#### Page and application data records
--

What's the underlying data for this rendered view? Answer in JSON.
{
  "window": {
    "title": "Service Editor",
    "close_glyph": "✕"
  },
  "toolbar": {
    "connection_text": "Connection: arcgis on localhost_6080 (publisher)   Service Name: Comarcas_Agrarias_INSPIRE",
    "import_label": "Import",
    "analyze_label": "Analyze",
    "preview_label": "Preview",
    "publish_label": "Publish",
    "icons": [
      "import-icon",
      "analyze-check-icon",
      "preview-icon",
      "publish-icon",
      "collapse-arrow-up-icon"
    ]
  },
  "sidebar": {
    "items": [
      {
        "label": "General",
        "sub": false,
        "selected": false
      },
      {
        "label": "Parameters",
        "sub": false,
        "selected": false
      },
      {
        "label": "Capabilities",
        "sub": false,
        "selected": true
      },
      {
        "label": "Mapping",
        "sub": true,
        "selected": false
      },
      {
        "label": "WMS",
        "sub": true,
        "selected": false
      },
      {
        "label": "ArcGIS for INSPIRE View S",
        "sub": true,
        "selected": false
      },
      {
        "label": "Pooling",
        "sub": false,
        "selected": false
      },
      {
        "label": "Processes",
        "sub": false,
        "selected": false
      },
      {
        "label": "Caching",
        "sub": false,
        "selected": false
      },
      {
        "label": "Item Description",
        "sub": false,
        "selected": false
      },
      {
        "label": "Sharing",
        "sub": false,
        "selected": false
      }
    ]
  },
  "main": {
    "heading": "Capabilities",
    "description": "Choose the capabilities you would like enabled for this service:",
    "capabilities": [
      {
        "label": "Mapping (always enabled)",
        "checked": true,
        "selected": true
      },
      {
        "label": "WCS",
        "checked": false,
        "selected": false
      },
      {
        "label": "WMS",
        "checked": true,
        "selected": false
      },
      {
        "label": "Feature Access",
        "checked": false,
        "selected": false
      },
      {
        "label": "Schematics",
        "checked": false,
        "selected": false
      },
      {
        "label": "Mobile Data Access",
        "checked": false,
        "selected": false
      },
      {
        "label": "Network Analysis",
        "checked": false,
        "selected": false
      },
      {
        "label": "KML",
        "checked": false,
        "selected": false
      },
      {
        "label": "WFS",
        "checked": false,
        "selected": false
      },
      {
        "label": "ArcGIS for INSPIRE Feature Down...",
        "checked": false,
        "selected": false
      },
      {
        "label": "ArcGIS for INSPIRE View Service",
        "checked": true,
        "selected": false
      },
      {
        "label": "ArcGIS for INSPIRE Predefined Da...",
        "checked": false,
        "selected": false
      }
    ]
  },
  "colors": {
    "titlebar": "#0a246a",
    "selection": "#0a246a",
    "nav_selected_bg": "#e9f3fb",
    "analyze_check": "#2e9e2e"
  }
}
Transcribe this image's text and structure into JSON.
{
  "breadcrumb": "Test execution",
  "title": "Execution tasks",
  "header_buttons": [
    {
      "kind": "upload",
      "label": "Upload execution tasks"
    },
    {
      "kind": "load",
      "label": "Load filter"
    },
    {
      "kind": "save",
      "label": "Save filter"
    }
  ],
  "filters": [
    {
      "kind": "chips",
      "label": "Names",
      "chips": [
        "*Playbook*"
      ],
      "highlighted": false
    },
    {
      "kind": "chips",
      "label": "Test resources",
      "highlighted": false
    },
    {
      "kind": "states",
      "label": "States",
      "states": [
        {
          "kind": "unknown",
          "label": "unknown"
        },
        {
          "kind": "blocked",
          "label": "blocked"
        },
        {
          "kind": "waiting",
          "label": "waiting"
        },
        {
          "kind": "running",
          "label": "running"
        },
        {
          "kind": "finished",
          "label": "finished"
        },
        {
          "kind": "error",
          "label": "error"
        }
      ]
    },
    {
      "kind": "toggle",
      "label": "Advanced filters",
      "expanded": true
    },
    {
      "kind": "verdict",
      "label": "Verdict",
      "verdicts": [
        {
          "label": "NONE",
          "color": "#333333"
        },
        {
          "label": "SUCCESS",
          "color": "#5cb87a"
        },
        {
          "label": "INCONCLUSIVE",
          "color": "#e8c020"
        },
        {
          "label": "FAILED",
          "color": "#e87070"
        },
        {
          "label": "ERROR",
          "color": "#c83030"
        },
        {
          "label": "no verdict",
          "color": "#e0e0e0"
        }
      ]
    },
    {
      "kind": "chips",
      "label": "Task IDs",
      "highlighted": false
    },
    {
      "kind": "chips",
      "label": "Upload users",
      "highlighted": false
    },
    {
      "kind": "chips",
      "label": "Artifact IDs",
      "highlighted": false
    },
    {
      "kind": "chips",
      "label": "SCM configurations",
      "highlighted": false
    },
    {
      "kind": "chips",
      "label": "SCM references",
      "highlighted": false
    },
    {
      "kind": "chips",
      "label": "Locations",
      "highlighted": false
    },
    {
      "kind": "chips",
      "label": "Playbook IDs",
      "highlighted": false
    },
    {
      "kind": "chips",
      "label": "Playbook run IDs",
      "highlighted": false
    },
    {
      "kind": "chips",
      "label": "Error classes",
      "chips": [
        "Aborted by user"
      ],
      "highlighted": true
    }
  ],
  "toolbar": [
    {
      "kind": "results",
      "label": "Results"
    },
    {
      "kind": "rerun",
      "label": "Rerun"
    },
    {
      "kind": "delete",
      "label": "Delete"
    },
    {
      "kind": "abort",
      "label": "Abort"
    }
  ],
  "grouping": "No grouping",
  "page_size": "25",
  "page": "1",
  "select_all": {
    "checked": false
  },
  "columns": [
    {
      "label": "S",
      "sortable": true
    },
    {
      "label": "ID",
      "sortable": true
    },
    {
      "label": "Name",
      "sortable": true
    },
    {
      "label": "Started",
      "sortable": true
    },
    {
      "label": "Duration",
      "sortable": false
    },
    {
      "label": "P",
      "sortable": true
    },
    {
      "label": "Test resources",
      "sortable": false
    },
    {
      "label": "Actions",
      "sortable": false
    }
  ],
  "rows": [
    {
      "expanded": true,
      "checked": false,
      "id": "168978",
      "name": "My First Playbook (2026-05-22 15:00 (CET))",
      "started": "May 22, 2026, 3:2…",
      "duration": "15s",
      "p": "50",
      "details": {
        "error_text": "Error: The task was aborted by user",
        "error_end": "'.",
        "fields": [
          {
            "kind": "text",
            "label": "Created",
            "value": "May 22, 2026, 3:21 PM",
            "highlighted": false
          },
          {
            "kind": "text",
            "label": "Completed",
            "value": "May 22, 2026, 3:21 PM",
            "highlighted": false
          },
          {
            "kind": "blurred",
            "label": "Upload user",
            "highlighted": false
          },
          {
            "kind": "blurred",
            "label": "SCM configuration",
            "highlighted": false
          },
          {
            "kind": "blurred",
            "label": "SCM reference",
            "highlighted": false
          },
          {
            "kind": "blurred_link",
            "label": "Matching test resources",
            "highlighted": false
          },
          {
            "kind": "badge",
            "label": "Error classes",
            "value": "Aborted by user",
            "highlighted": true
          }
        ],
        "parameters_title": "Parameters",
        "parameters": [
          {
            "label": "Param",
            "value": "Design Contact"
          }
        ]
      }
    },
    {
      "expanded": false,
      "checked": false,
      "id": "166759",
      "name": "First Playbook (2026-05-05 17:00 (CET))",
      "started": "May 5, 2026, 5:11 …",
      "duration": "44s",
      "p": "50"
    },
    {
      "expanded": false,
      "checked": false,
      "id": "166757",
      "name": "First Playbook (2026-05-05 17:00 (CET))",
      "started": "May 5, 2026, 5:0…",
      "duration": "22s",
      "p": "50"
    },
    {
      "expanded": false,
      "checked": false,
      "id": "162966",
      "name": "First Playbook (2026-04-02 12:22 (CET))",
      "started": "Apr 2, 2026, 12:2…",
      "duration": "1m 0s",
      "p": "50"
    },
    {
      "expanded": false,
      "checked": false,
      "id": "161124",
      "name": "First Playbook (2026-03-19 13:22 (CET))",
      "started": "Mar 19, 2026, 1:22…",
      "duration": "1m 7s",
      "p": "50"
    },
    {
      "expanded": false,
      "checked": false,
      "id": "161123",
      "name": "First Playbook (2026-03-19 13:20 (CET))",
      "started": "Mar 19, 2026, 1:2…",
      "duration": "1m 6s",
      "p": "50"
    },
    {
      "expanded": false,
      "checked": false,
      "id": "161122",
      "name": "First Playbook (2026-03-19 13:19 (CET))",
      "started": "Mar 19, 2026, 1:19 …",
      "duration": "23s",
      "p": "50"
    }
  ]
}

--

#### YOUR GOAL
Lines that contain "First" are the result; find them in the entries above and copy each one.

#### EXERCISE SOLUTION
      "name": "My First Playbook (2026-05-22 15:00 (CET))",
      "name": "First Playbook (2026-05-05 17:00 (CET))",
      "name": "First Playbook (2026-05-05 17:00 (CET))",
      "name": "First Playbook (2026-04-02 12:22 (CET))",
      "name": "First Playbook (2026-03-19 13:22 (CET))",
      "name": "First Playbook (2026-03-19 13:20 (CET))",
      "name": "First Playbook (2026-03-19 13:19 (CET))",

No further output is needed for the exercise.